Female Entrepreneurship: Why womenpreneurs could spread post-Covid
Why are female entrepreneurs important? Why does our economy need women entrepreneurs?
There has never been a more critical time for increasing the number of female entrepreneurs. Women are over-represented in the casual workforce, hospitality, tourism, retail, and other hard-hit sectors by the Covid pandemic.
The Australian Bureau of Statistics October 2021 figures show 60% of women in the workforce compared to 69.5% of men, and only 26.1% of full-time workers are women. Traditional nine-to-five employee roles are not suited to many women. Yet, the economic potential of the female workforce exceeds Australia’s untapped mineral resources with far lower extraction costs.
Women have suffered a more significant burden of childcare and eldercare during lock-downs. The increase in domestic violence during the pandemic has highlighted the importance of financial freedom for women at a time when they have suffered the most significant economic impact.
Currently, only 22% of founders are female in Australia, and women own 31% of businesses. Staggeringly, 30.2% of boards and governing bodies have no female directors compared to only 0.4% with no male directors. As of July 2021, only 33.5% of directors in the ASX 200 are women.
Participation of women in business is vital for our economic recovery post-Covid, and diversity is the key to innovation. The Boston Scientific Group found women business owners received on average US$1 million less in startup funding yet generated more than twice as much per dollar invested than those companies founded by men. This is not only a matter of gender equity; it makes good business sense.
Running your own business provides flexibility in work hours and location. Turning your passion into a business offers an opportunity to do what you love. Women understand women problems and are creative in finding solutions, employing women and people of diverse backgrounds, showing resilience and leadership in a crisis, and are purpose-driven to make a difference to their communities.
Look at what happened when a female founder broke into the male-dominated market of women’s undergarments. Sara Blakely recently sold a share in her shapewear business, Spanx, a company valued at US$1.2 billion. To celebrate, she surprised her employees each with two first-class tickets to anywhere in the world and US$10,000 cash.
Women seek balance, care about solutions and when they are passionate about something, they never give up. Women entrepreneurs create businesses that benefit themselves, their families, their employees, communities, customers, and the world. Think of a woman on a mission — she is unstoppable! Through hours of unequal share of childcare and domestic duties, they are overqualified machines when it comes to sweat equity — the backbone of startups.
Women leaders standing out through the Covid pandemic include the New Zealand prime minister Jacinda Arden, Germany’s Angela Merkel and South Australia’s Nicola Spurrier. An analysis by the Universities of Liverpool and Reading found female leaders were more decisive during the pandemic and locked down early, saving lives.
Research by the Harvard Business Review found women scored higher than men in the following leadership skills; initiative, resilience, self-development, integrity, honesty, motivating others, building relationships, collaboration, teamwork, problem-solving, and innovation. They also found younger women have lower levels of self-confidence.

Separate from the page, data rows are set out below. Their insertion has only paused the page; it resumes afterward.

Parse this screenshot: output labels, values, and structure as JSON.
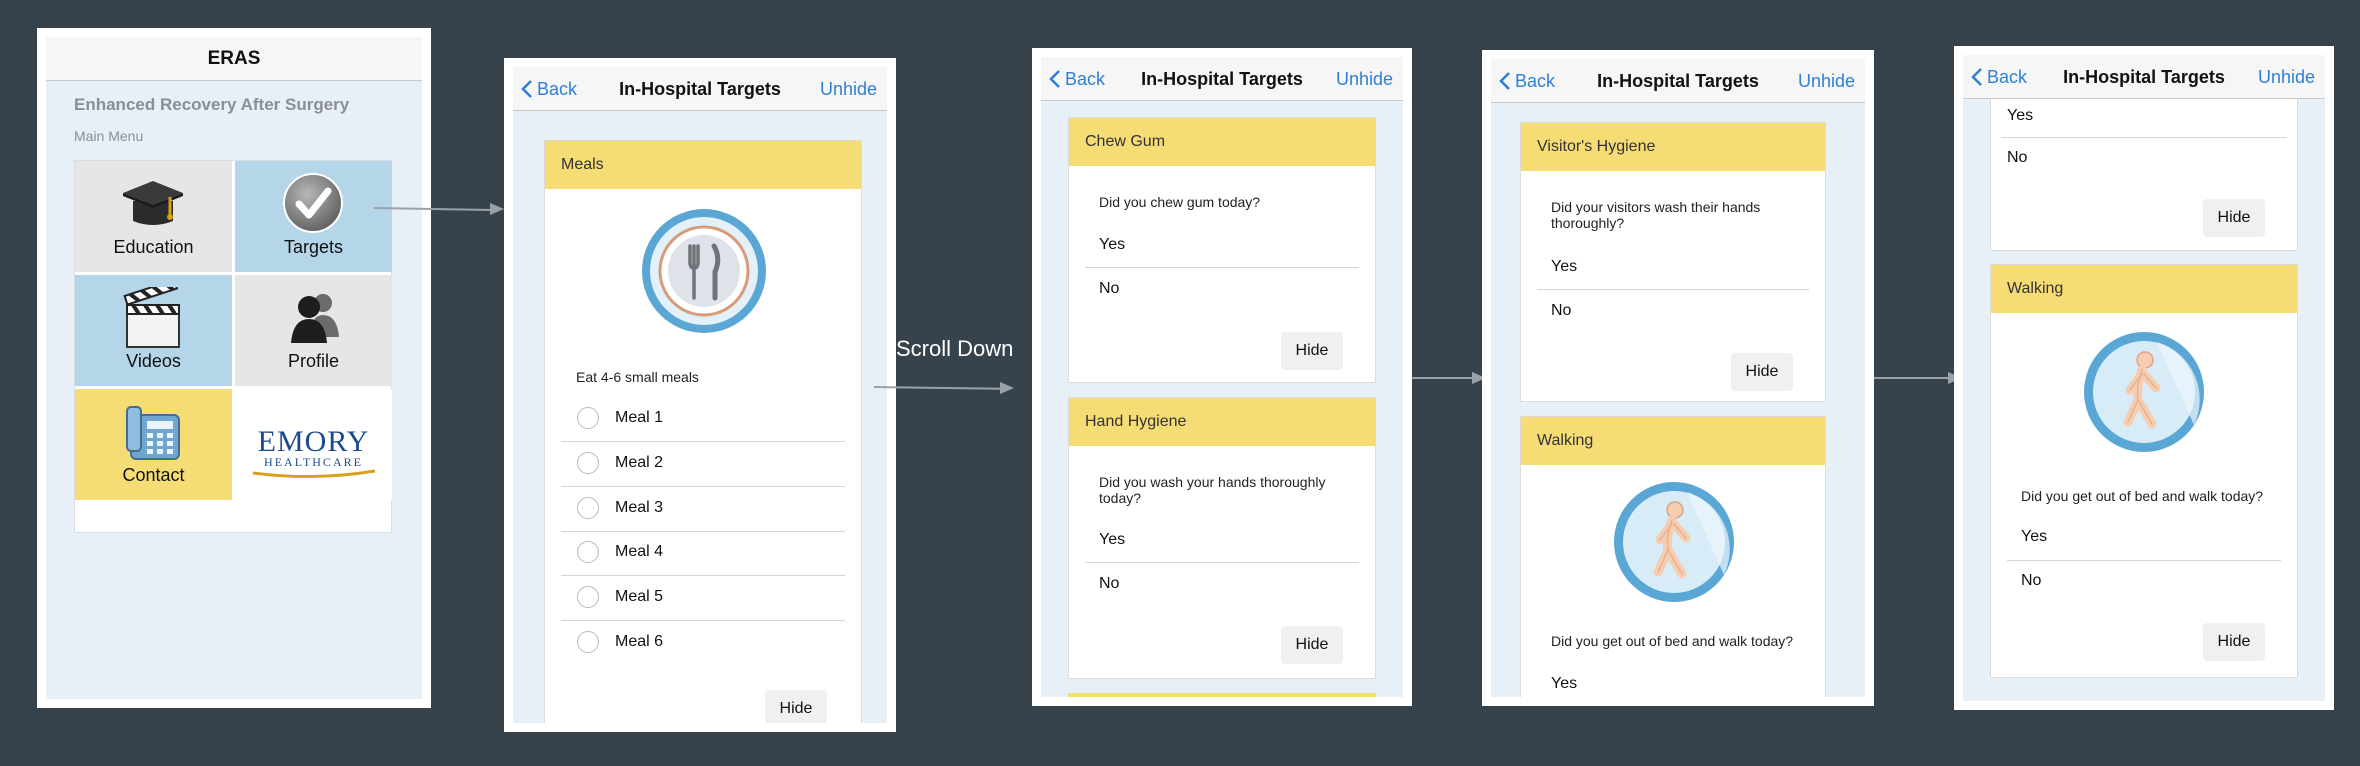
{
  "home": {
    "title": "ERAS",
    "subtitle": "Enhanced Recovery After Surgery",
    "menu_label": "Main Menu",
    "tiles": [
      {
        "label": "Education",
        "icon": "graduation-cap-icon",
        "color": "#e6e6e6"
      },
      {
        "label": "Targets",
        "icon": "checkmark-icon",
        "color": "#b5d5e8"
      },
      {
        "label": "Videos",
        "icon": "clapperboard-icon",
        "color": "#b5d5e8"
      },
      {
        "label": "Profile",
        "icon": "people-icon",
        "color": "#e6e6e6"
      },
      {
        "label": "Contact",
        "icon": "phone-icon",
        "color": "#f6dc75"
      }
    ],
    "logo": {
      "line1": "EMORY",
      "line2": "HEALTHCARE"
    }
  },
  "nav": {
    "back_label": "Back",
    "title": "In-Hospital Targets",
    "right_label": "Unhide"
  },
  "annotation": {
    "scroll_label": "Scroll Down"
  },
  "screen2": {
    "meals_card": {
      "header": "Meals",
      "icon": "plate-fork-knife-icon",
      "instruction": "Eat 4-6 small meals",
      "options": [
        "Meal 1",
        "Meal 2",
        "Meal 3",
        "Meal 4",
        "Meal 5",
        "Meal 6"
      ],
      "hide_label": "Hide"
    }
  },
  "screen3": {
    "chew_card": {
      "header": "Chew Gum",
      "question": "Did you chew gum today?",
      "yes": "Yes",
      "no": "No",
      "hide_label": "Hide"
    },
    "hand_card": {
      "header": "Hand Hygiene",
      "question": "Did you wash your hands thoroughly today?",
      "yes": "Yes",
      "no": "No",
      "hide_label": "Hide"
    }
  },
  "screen4": {
    "visitor_card": {
      "header": "Visitor's Hygiene",
      "question": "Did your visitors wash their hands thoroughly?",
      "yes": "Yes",
      "no": "No",
      "hide_label": "Hide"
    },
    "walking_card": {
      "header": "Walking",
      "icon": "walking-person-icon",
      "question": "Did you get out of bed and walk today?",
      "yes": "Yes"
    }
  },
  "screen5": {
    "prev_card": {
      "yes": "Yes",
      "no": "No",
      "hide_label": "Hide"
    },
    "walking_card": {
      "header": "Walking",
      "icon": "walking-person-icon",
      "question": "Did you get out of bed and walk today?",
      "yes": "Yes",
      "no": "No",
      "hide_label": "Hide"
    }
  },
  "colors": {
    "background": "#37434c",
    "accent_blue": "#2f7fd4",
    "card_header": "#f6dc75",
    "screen_bg": "#e7eff7"
  }
}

Barriers for women include fear of failure and lack of self-belief, unconscious bias, career gender stereotypes, access to funding and networking. In the US, only 2.2% of venture capital funding goes to female founder companies highlighting the need for improved access to financing for women.
Raising the profile of female entrepreneurs, mentoring women in business, and networking will support female entrepreneurs and combat gender bias. Young girls need leaders who look like them to build their self-belief and have big, audacious dreams.